Biking to Get Around
Philadelphia has more people commuting by bicycle, per capita, than any of the other ten biggest cities in the United States. In 2012, the U.S. Census estimated Philadelphia’s bicycle commuting rate at 2.3%, higher than Chicago (1.6%) or New York (1.0%).
Every month, more people in our region discover the ease and fun of bicycling to work.
Taking your bicycle on public transit is a great way to extend your trip. Many people bike to a subway or train station as the beginning mile of their commute. But if you can lock your bike at the station or take it with you on the train or bus depends on the transit system and time of day. Here’s what you need to know about multi-modal transportation in Greater Philadelphia.
- Regional Rail: Bikes are prohibited on weekday trains arriving at 30th Street, Market East, or Suburban Stations between 6:00-9:30 AM, and prohibited on weekday trains departing those Philadelphia stations between 4:00-6:30 PM.
- Subway-Elevated and Rt. 100: No bikes between 6-9 AM and 3-6 PM weekdays.
- Bus: All buses have bike racks. Full size bicycles are not allowed inside buses. Here’s how you use those front-mounted bus racks.
- Trolleys: No full size bicycles permitted at any time.
Note: folding bikes are permitted on all vehicles, but crowding may restrict their acceptance.
- Rail : 2 bikes per car. Bikes are allowed at all times on the Atlantic City Line and the River LINE. There are time and holiday restrictions on the Northeast Corridor Line (see here for full list). Folding bikes allowed at all times. Segways are allowed under the same rules but E-Bikes and E-Scooters are not permitted on any NJ TRANSIT vehicle.

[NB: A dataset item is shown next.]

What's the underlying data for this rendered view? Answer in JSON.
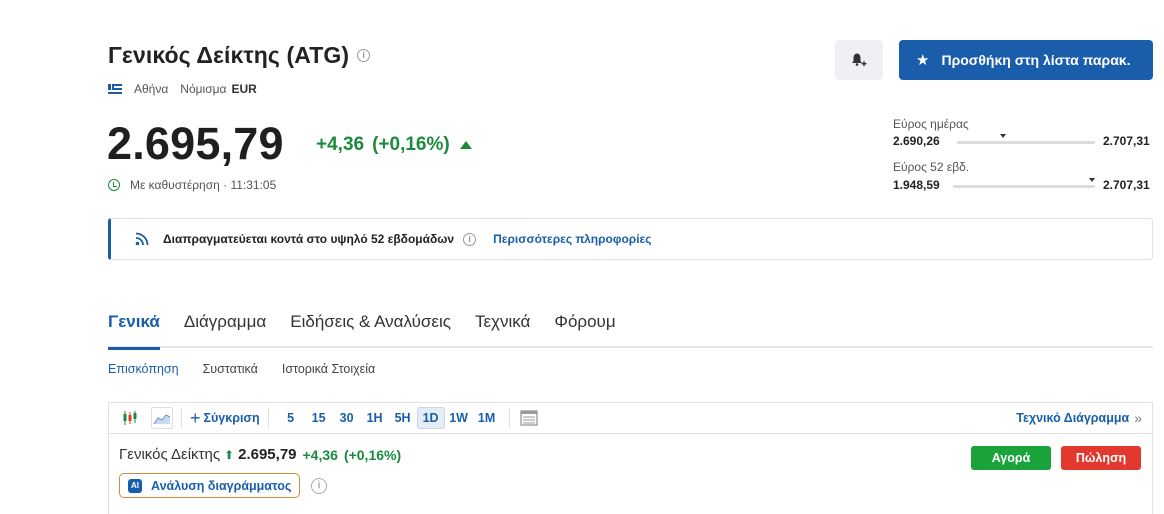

- Bus: Local buses have bike racks, while long distance buses store bikes in the luggage compartment. No bikes, including folding bikes, are allowed inside buses.
Hold bikes in doorways on the non-platform side of the train. Folding bikes allowed at all times.
- Amtrak has a program that allows unboxed bicycles on select Amtrak Trains for a fee. We expect that additional trains will allow bikes in the future, as new Amtrak equipment is designed and purchased. Here is a map of AMTRAK lines and stations that accept bicycles.
- Folding bikes are allowed in lieu of one piece of luggage.
Bikes and SEPTA Buses
SEPTA + BIKES
It can also be intimidating to share streets with buses. SEPTA is aware of bicyclists’ concerns about sharing streets with buses, and they produced a video addressing the issue.
Bus-Related Tips for Bicycling in Philadelphia
Bus + Bikes Tips
- Alter your route to ride on streets with fewer or no bus lines.
- Pass buses on the left (using hand signals to signal your lane change) so you do not pass between the bus and the curb.
Alternatively, take the lane and ride behind a bus, using it as your “lead blocker.” You may not be as fast, but you will not have to worry about drivers harassing you or trying to squeeze past because there’s a bus right there.
Bikes on Bridges
Bridges + Bikes
- Only a handful of bridges that cross the Delaware River allow bicycles and pedestrians. This limited access has been a topic of our policy recommendations. These are the bridges which allow bicycles or pedestrians to cross.
Ben Franklin Bridge
- Walkway open to bicycles and pedestrians 6AM-8PM; open until 9PM from May-September.
- During inclement weather, the bridge walkway may be closed. Follow @DRPA on Twitter for bridge updates.
Tacony Palmyra Bridge
- The sidewalk is open 24-hours weather permitting.
- You are required to walk your bicycle across.
Delaware River Joint Toll Bridge Commission (Trenton and farther north)
- Most bridges require you to walk across.
- Bicycles and pedestrians are not allowed on Lower Trenton (US-1), Scudder Falls (I-95) and US 202 Bridges.